The pork industry is taking issue with Mark Bittman’s inaugural New York Times food opinion column, “A Food Manifesto for the Future.” In a letter to the editor published Tuesday, Randy Spronk, chairman of the National Pork Producers Council’s environment committee, said the industry disagreed with Bittman’s call to outlaw concentrated animal feed operations and encourage “sustainable animal husbandry.”

“The concentrated system degrades the environment, directly and indirectly, while torturing animals and producing tainted meat, poultry, eggs, and, more recently, fish,” wrote Bittman, in his column last week. “Sustainable methods of producing meat for consumption exist. At the same time, we must educate and encourage Americans to eat differently.”

Spronk said NPPC takes issue with all of Bittman’s assertions about large-scale food animal production. 

“Yes, there were a couple of highly publicized manure spills involving hog farms in the mid-1990s,” writes Spronk. “But pork producers have made changes to assure that they won’t be repeated. If they are, producers are subject to fines up to $37,500 per day under tough new federal regulations. Modern livestock housing is temperature-controlled, well lighted and well ventilated. It keeps animals safe and comfortable and protects them from predators and disease. That’s why the incidence of key food-borne illnesses in this country is going down, not up.”

“As for ‘sustainable’ alternatives,” continues Spronk. “[P]erhaps they can produce enough meat for the wealthy, but not for a world population that is growing and demanding more protein.” 

Bittman disagrees. His manifesto blasts the state of the American food system and calls for some big changes. “[We’ve come to recognize that our diet is unhealthful and unsafe,” he writes. “It would be hard to devise a more wasteful, damaging, unsustainable system.”

Ending government subsidies for crops like soy and corn, creating subsidies for those who produce “actual food,” breaking up the U.S. Department of Agriculture and empowering the Food and Drug Administration, are among Bittman’s proposed policy solutions. 

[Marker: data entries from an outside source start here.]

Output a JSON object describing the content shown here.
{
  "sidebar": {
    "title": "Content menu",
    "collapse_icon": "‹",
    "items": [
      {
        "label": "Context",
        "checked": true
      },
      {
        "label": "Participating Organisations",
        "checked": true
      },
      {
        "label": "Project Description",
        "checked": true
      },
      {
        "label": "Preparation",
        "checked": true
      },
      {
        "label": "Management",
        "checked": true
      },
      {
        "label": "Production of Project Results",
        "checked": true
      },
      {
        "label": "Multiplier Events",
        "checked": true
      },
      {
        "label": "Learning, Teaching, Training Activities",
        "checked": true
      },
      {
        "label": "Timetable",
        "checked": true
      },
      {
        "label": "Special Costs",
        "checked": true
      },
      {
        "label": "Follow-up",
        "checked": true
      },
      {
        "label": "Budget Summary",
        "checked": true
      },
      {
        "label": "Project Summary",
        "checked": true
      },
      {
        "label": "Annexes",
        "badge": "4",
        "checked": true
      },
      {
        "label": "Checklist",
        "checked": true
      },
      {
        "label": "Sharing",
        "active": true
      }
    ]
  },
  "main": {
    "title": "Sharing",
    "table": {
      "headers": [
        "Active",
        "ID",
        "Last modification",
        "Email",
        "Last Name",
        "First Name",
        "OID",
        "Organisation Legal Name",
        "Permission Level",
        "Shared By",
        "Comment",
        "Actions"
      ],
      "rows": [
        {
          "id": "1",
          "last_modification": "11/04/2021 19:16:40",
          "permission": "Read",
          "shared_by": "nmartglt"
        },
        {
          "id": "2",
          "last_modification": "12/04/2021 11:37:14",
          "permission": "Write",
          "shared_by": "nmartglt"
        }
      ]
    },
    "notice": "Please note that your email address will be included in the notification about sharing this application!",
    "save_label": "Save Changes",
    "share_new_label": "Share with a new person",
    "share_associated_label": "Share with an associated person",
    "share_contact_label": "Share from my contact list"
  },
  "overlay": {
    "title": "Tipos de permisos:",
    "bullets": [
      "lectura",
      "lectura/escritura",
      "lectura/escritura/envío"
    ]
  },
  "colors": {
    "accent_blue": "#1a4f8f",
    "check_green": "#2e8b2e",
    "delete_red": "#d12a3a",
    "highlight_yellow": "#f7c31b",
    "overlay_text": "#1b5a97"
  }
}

He also supports food safety funding: “Food-related deaths are far more common than those resulting from terrorism, yet the F.D.A.’s budget is about one-fifteenth that of Homeland Security.” 

In the piece Bittman says he’ll be expanding on the broad list of issues (and more) in the future. The column will appear in print and on the New York Times’ Opinionator blog

  • Doc Mudd

    The pork producers shouldn’t get so peeved at Bittman, they’re taking him much too seriously.
    Obviously Bittman’s just blowing smoke up all of our skirts. That, or he’s a stunning hypocrite…just have a look at how his ‘healthy’ recipes stack up:
    No wonder the Times moved him to the opinion section.

  • Lynn Henning

    Standards and Practices for Industrial Animal factories are not adequate to protect the environment, public health or our communities.
    We have 12 CAFOs within a ten mile radius with over 1088 documented violations by the Michigan DEQ. We have over 60 lagoons with over 400 million gallons of untreated waste. The state has DNA’d Cryptosporidium at 11 sites and Giardia at 8 sites up to 25 miles downstream back to the cattle. We have 3 CAFOs so far in Michigan with groundwater contamination. My own family has been diagnosed with hydrogen sulfide contamination.
    Eliminate subsidies to CAFOs and start teaching our children how to sustainable farm for the future.
    Eliminate the liquid lagoon system, CAFOs are using clean fresh groundwater to make waste.
    Good job Mark! We must stop listening to the emotional rhetoric of industry.
    Family Farmers have fed this country for generations!
    Lynn Henning
    Family Farmer
    2010 Goldman Environmental Prize

  • @DocMudd: Your link is hardly unbiased scientific information, it is, rather, a lobbying arm of industrial ag, pure and simple.
    @Lynn Henning: keep up the good work.
    Bittman’s vision for a more sustainable food system will come to pass. It’s really just a question of whether we want to do it ourselves or have nature thrust it upon us. Farmer Wendell Berry said it best:
    “Whether we and our politicians know it or not, nature has a hand in all our deals and deliberations. And she has more votes, a longer memory, and a sterner sense of justice than we do.”

  • Doc Mudd

    Well, Kurt, shooting the messenger won’t make Bittman’s excessive calories, fat and sodium magically vanish! Bittman, the opinion writer, has been foisting dangerous junk food on a gullible public. Oh, the shame!
    Where are the food police when you need them? Bittman needs a good dressing down by Marion Nestle and her disciples. Maybe a tax on all his frightening calories, his dreadful fat, his diabolical sodium?